◆ **Input**
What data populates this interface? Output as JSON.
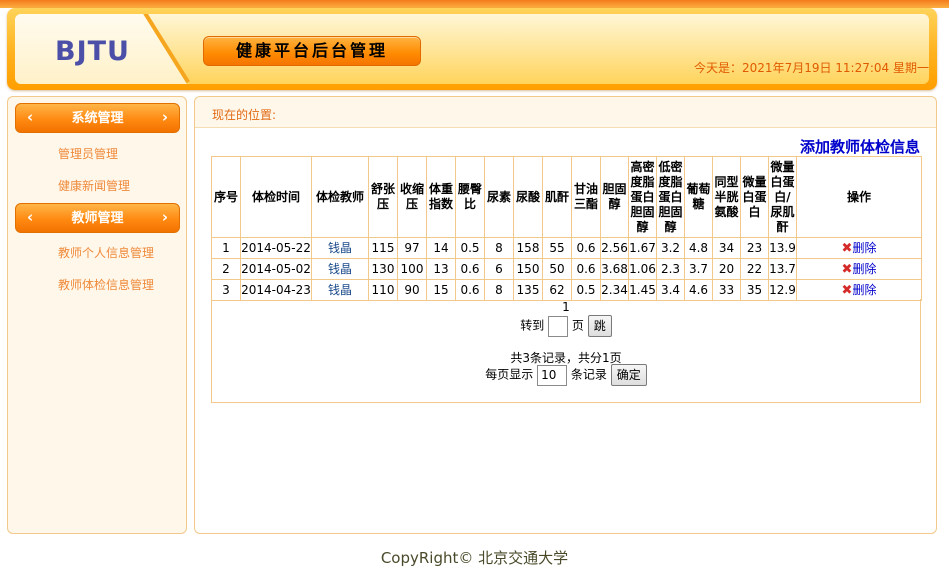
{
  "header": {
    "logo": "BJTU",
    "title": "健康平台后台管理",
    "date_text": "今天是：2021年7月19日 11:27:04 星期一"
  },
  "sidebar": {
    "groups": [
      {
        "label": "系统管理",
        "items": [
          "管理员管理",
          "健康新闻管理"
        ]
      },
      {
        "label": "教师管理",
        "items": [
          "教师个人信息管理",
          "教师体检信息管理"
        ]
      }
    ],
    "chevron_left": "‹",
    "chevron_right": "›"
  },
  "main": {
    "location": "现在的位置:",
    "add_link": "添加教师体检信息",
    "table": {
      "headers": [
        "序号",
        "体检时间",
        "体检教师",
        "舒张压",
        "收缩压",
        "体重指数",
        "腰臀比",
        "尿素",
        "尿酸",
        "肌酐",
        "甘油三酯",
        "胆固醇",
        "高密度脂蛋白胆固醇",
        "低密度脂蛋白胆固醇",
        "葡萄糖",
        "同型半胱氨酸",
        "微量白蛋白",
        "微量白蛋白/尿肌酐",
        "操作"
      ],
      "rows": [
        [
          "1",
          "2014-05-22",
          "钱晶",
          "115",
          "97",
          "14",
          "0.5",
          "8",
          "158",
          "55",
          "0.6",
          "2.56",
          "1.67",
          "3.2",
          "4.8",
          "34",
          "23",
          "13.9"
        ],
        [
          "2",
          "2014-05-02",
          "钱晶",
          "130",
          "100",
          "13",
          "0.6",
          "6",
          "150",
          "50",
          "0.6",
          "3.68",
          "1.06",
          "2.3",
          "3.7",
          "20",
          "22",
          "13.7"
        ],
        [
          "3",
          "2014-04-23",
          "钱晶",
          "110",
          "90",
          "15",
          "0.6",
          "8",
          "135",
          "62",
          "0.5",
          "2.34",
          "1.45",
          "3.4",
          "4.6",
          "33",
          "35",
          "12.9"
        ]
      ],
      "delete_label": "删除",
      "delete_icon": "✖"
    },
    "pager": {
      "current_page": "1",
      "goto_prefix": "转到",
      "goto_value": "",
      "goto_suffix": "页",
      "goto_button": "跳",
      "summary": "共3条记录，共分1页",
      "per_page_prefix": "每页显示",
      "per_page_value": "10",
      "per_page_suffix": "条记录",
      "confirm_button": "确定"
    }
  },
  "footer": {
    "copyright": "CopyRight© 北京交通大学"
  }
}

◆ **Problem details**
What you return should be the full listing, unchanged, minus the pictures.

◆ **Solution for this exercise**
What data populates this interface? Output as JSON.
{
  "header": {
    "logo": "BJTU",
    "title": "健康平台后台管理",
    "date_text": "今天是：2021年7月19日 11:27:04 星期一"
  },
  "sidebar": {
    "groups": [
      {
        "label": "系统管理",
        "items": [
          "管理员管理",
          "健康新闻管理"
        ]
      },
      {
        "label": "教师管理",
        "items": [
          "教师个人信息管理",
          "教师体检信息管理"
        ]
      }
    ],
    "chevron_left": "‹",
    "chevron_right": "›"
  },
  "main": {
    "location": "现在的位置:",
    "add_link": "添加教师体检信息",
    "table": {
      "headers": [
        "序号",
        "体检时间",
        "体检教师",
        "舒张压",
        "收缩压",
        "体重指数",
        "腰臀比",
        "尿素",
        "尿酸",
        "肌酐",
        "甘油三酯",
        "胆固醇",
        "高密度脂蛋白胆固醇",
        "低密度脂蛋白胆固醇",
        "葡萄糖",
        "同型半胱氨酸",
        "微量白蛋白",
        "微量白蛋白/尿肌酐",
        "操作"
      ],
      "rows": [
        [
          "1",
          "2014-05-22",
          "钱晶",
          "115",
          "97",
          "14",
          "0.5",
          "8",
          "158",
          "55",
          "0.6",
          "2.56",
          "1.67",
          "3.2",
          "4.8",
          "34",
          "23",
          "13.9"
        ],
        [
          "2",
          "2014-05-02",
          "钱晶",
          "130",
          "100",
          "13",
          "0.6",
          "6",
          "150",
          "50",
          "0.6",
          "3.68",
          "1.06",
          "2.3",
          "3.7",
          "20",
          "22",
          "13.7"
        ],
        [
          "3",
          "2014-04-23",
          "钱晶",
          "110",
          "90",
          "15",
          "0.6",
          "8",
          "135",
          "62",
          "0.5",
          "2.34",
          "1.45",
          "3.4",
          "4.6",
          "33",
          "35",
          "12.9"
        ]
      ],
      "delete_label": "删除",
      "delete_icon": "✖"
    },
    "pager": {
      "current_page": "1",
      "goto_prefix": "转到",
      "goto_value": "",
      "goto_suffix": "页",
      "goto_button": "跳",
      "summary": "共3条记录，共分1页",
      "per_page_prefix": "每页显示",
      "per_page_value": "10",
      "per_page_suffix": "条记录",
      "confirm_button": "确定"
    }
  },
  "footer": {
    "copyright": "CopyRight© 北京交通大学"
  }
}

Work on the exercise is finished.